Today’s post has to do with God’s concern for social entrepreneurship. Does God care about this?
If we are going to address this question, we need to recognize that social entrepreneurship as a practice in the world is not new to the Church, even though it has a modern title. Finding new ways to solve social problems as a way to promote social justice is as old as the Church herself.
This passage from the Roman Emperor Julian (4th century AD) reflects the power of social innovation in spreading the gospel:
“[Christianity] has been specially advanced through the loving service rendered to strangers, and through their care for the burial of the dead. It is a scandal … that the … Galileans care not only for their own poor but for ours as well; while those who belong to us look in vain for the help that we should render them.”
Christians sacrificed their comforts for the poor because they believed it was part of their identity as the baptized community. They believed it was what Jesus commanded them to do. Why? Because they know that God deeply cares about the wellbeing of every human being (and living creature) on the earth, and has a plan for their flourishing (Jeremiah 29).

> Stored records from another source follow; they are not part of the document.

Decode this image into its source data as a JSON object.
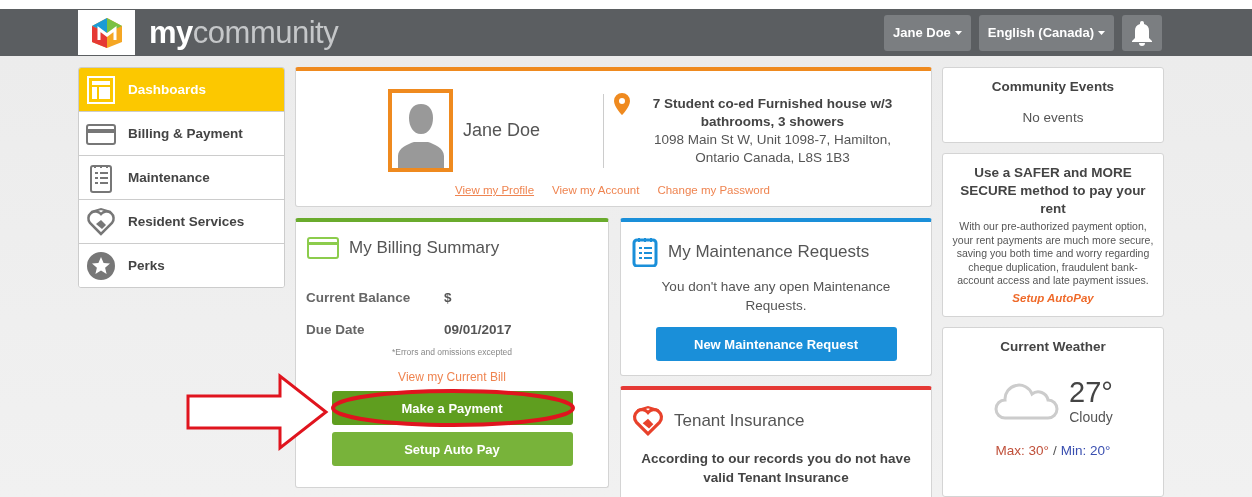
{
  "header": {
    "brand_bold": "my",
    "brand_light": "community",
    "user_menu": "Jane Doe",
    "language_menu": "English (Canada)"
  },
  "sidebar": {
    "items": [
      {
        "label": "Dashboards",
        "kind": "layout",
        "selected": true
      },
      {
        "label": "Billing & Payment",
        "kind": "card",
        "selected": false
      },
      {
        "label": "Maintenance",
        "kind": "clipboard",
        "selected": false
      },
      {
        "label": "Resident Services",
        "kind": "heart",
        "selected": false
      },
      {
        "label": "Perks",
        "kind": "star",
        "selected": false
      }
    ]
  },
  "profile": {
    "name": "Jane Doe",
    "property": "7 Student co-ed Furnished house w/3 bathrooms, 3 showers",
    "address": "1098 Main St W, Unit 1098-7, Hamilton, Ontario Canada, L8S 1B3",
    "links": [
      {
        "label": "View my Profile",
        "selected": true
      },
      {
        "label": "View my Account",
        "selected": false
      },
      {
        "label": "Change my Password",
        "selected": false
      }
    ]
  },
  "billing": {
    "title": "My Billing Summary",
    "rows": [
      {
        "label": "Current Balance",
        "value": "$"
      },
      {
        "label": "Due Date",
        "value": "09/01/2017"
      }
    ],
    "note": "*Errors and omissions excepted",
    "bill_link": "View my Current Bill",
    "buttons": [
      {
        "label": "Make a Payment",
        "highlighted": true
      },
      {
        "label": "Setup Auto Pay",
        "highlighted": false
      }
    ]
  },
  "maintenance": {
    "title": "My Maintenance Requests",
    "message": "You don't have any open Maintenance Requests.",
    "button": "New Maintenance Request"
  },
  "insurance": {
    "title": "Tenant Insurance",
    "message": "According to our records you do not have valid Tenant Insurance"
  },
  "events": {
    "title": "Community Events",
    "message": "No events"
  },
  "autopay": {
    "title": "Use a SAFER and MORE SECURE method to pay your rent",
    "body": "With our pre-authorized payment option, your rent payments are much more secure, saving you both time and worry regarding cheque duplication, fraudulent bank-account access and late payment issues.",
    "link": "Setup AutoPay"
  },
  "weather": {
    "title": "Current Weather",
    "temperature": "27°",
    "condition": "Cloudy",
    "max": "Max: 30°",
    "separator": "/",
    "min": "Min: 20°"
  }
}
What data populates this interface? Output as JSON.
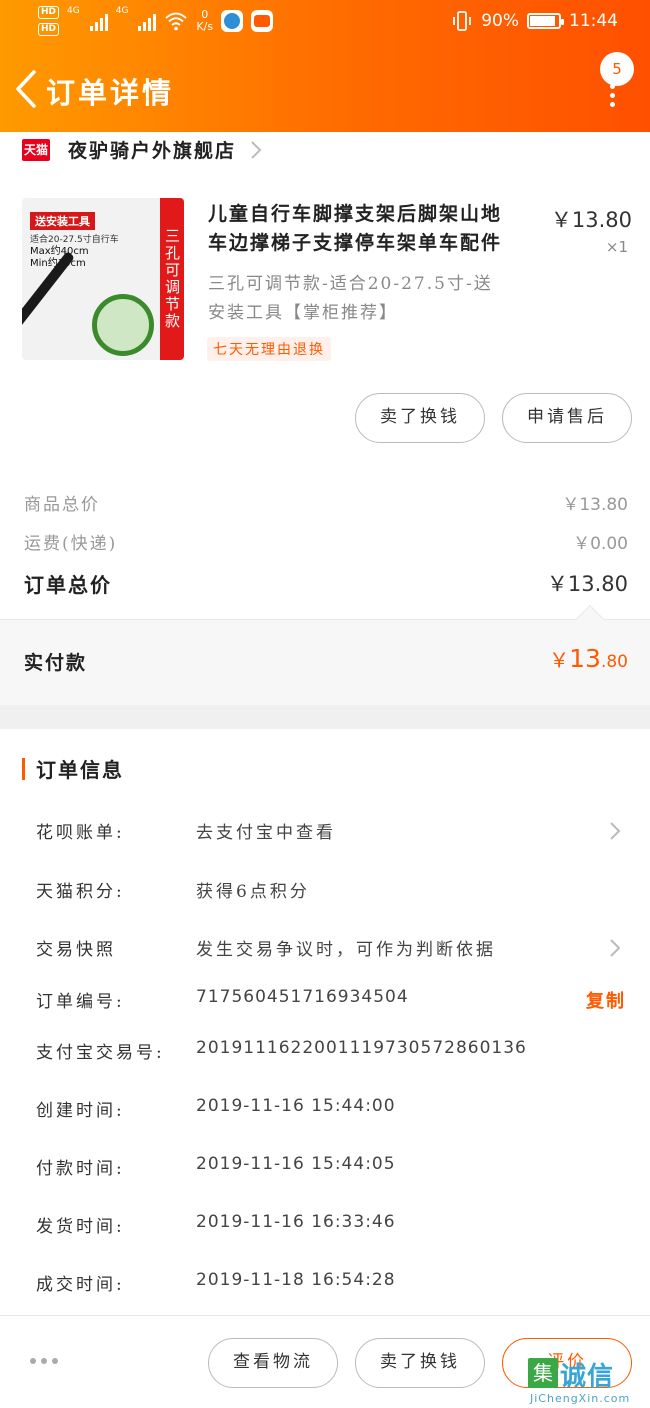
{
  "status_bar": {
    "hd1": "HD",
    "hd2": "HD",
    "net1": "4G",
    "net2": "4G",
    "speed_value": "0",
    "speed_unit": "K/s",
    "battery_text": "90%",
    "battery_level": 0.9,
    "time": "11:44"
  },
  "header": {
    "title": "订单详情",
    "notification_count": "5"
  },
  "shop": {
    "badge": "天猫",
    "name": "夜驴骑户外旗舰店"
  },
  "product": {
    "image_tag": "送安装工具",
    "image_side_text": "三孔可调节款",
    "image_line1": "适合20-27.5寸自行车",
    "image_line2": "Max约40cm",
    "image_line3": "Min约35cm",
    "title_line1": "儿童自行车脚撑支架后脚架山地",
    "title_line2": "车边撑梯子支撑停车架单车配件",
    "price": "￥13.80",
    "quantity": "×1",
    "sku_line1": "三孔可调节款-适合20-27.5寸-送",
    "sku_line2": "安装工具【掌柜推荐】",
    "tag": "七天无理由退换",
    "btn_resell": "卖了换钱",
    "btn_after_sale": "申请售后"
  },
  "prices": {
    "goods_label": "商品总价",
    "goods_value": "￥13.80",
    "shipping_label": "运费(快递)",
    "shipping_value": "￥0.00",
    "total_label": "订单总价",
    "total_value": "￥13.80",
    "paid_label": "实付款",
    "paid_currency": "￥",
    "paid_int": "13",
    "paid_dec": ".80"
  },
  "order_info": {
    "section_title": "订单信息",
    "rows": [
      {
        "key": "花呗账单:",
        "value": "去支付宝中查看"
      },
      {
        "key": "天猫积分:",
        "value": "获得6点积分"
      },
      {
        "key": "交易快照",
        "value": "发生交易争议时，可作为判断依据"
      },
      {
        "key": "订单编号:",
        "value": "717560451716934504"
      },
      {
        "key": "支付宝交易号:",
        "value": "2019111622001119730572860136"
      },
      {
        "key": "创建时间:",
        "value": "2019-11-16 15:44:00"
      },
      {
        "key": "付款时间:",
        "value": "2019-11-16 15:44:05"
      },
      {
        "key": "发货时间:",
        "value": "2019-11-16 16:33:46"
      },
      {
        "key": "成交时间:",
        "value": "2019-11-18 16:54:28"
      }
    ],
    "copy_label": "复制"
  },
  "bottom_bar": {
    "btn_logistics": "查看物流",
    "btn_resell": "卖了换钱",
    "btn_review": "评价"
  },
  "watermark": {
    "mark": "集",
    "text": "诚信",
    "url": "JiChengXin.com"
  },
  "colors": {
    "accent": "#ff5a00",
    "header_start": "#ff9a00",
    "header_end": "#ff5000",
    "tmall_red": "#e8001c"
  }
}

The baseline reason why God cares about social entrepreneurship can be found in the first chapter of the Bible:
Then God said, “Let us make humankind in our image, according to our likeness; and let them have dominion over the fish of the sea, and over the birds of the air, and over the cattle, and over all the wild animals of the earth, and over every creeping thing that creeps upon the earth.” So God created humankind in his image, in the image of God he created them; male and female he created them.Genesis 1:26-27
At creation, God infused the world with his presence, and the divine life exists in every human being. God’s plan for the world was perfect, beautiful, a paradise kind of life. But the fracture in the cosmos, which we read about in the next two chapters of the Bible, set in motion the expanding trajectory of this fracture, to where now we live in a world that is both infused with God’s goodness, life, and love, but also fractured in every way by evil, death, destruction, violence, and injustice.

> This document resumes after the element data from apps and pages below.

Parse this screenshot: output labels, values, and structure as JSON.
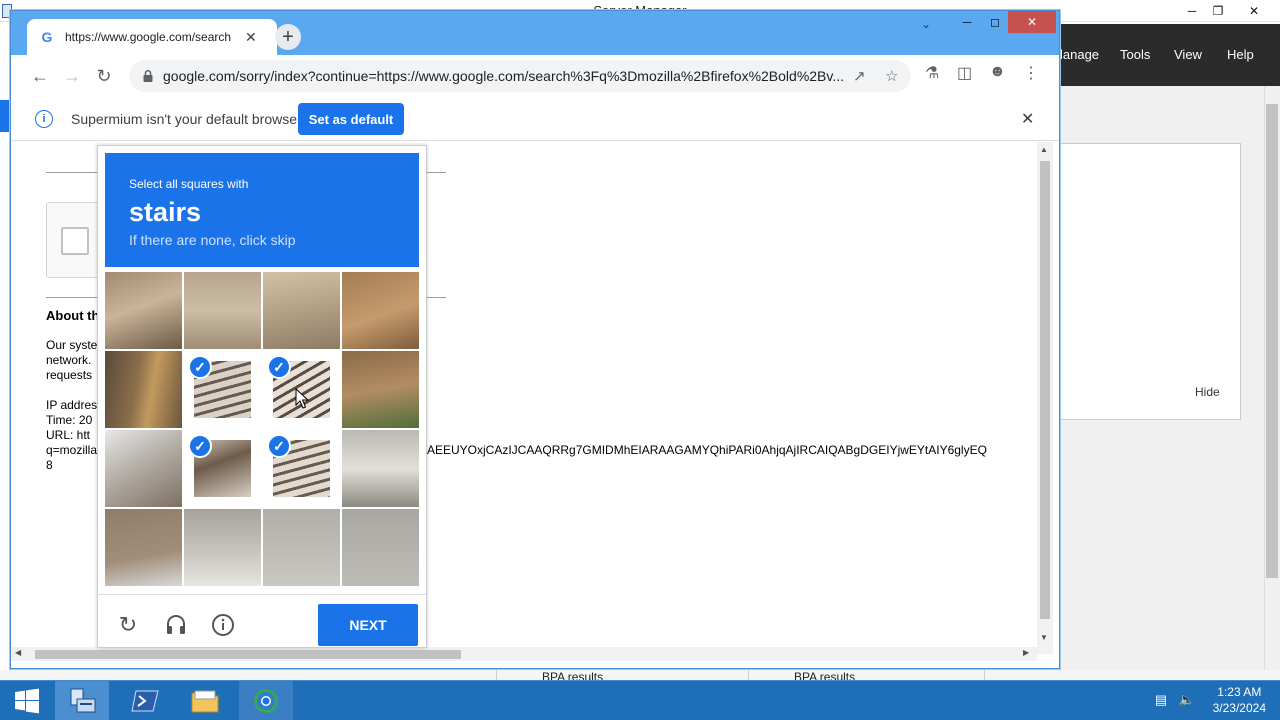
{
  "server_manager": {
    "title": "Server Manager",
    "menu": [
      "lanage",
      "Tools",
      "View",
      "Help"
    ],
    "hide_label": "Hide",
    "bpa": [
      "BPA results",
      "BPA results"
    ]
  },
  "browser": {
    "tab_title": "https://www.google.com/search",
    "url": "google.com/sorry/index?continue=https://www.google.com/search%3Fq%3Dmozilla%2Bfirefox%2Bold%2Bv...",
    "infobar": {
      "message": "Supermium isn't your default browser",
      "button": "Set as default"
    },
    "page": {
      "about_heading": "About th",
      "para1": [
        "Our syste",
        "network.",
        "requests"
      ],
      "para2": [
        "IP addres",
        "Time: 20",
        "URL: htt",
        "q=mozilla",
        "8"
      ],
      "url_tail": "AEEUYOxjCAzIJCAAQRRg7GMIDMhEIARAAGAMYQhiPARi0AhjqAjIRCAIQABgDGEIYjwEYtAIY6glyEQ"
    }
  },
  "captcha": {
    "instruction": "Select all squares with",
    "target": "stairs",
    "hint": "If there are none, click skip",
    "next": "NEXT",
    "selected_tiles": [
      5,
      6,
      9,
      10
    ],
    "accent": "#1a73e8"
  },
  "taskbar": {
    "time": "1:23 AM",
    "date": "3/23/2024"
  }
}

The rest of the Bible, then, is God’s recovery plan, which comes to its completion in the Book of Revelation when the Risen Christ shall return, and all creation will be repaired and made new. The primary role of the Christian, therefore, is to look back on God’s original creation as the vision for what will come when Christ returns and to operate in the world according to that vision. It’s a vision of wholeness (the Hebrew term is Shalom), justice, fairness, equity, life, love, and human flourishing. The flourishing of creation is God’s vision, and Christians are called to live and work toward that end. The Hebrew phrase for this work (for both Jews and Christians) is Tikkun Olam, and it means ‘to repair the world.’
Social entrepreneurship is part of today’s Tikkun Olam. The possibilities of what this looks like for Christians is endless. It means that “ministry” in the Christian sense is not limited to church work or even non-profit work for that matter. God’s aim is not the conversion of creation to western Christianity, but the flourishing of all creation in God’s Name. Social entrepreneurs are uniquely positioned to carry out this work because God is about “making all things new,” and the “new” is definitive for social entrepreneurship.
week we’ll look at the influence of capitalism and the for-profit, non-profit,
and hybrid-profit dynamics. In the meantime, give some thought to where and how
you see and participate in the work of social entrepreneurship in the Name of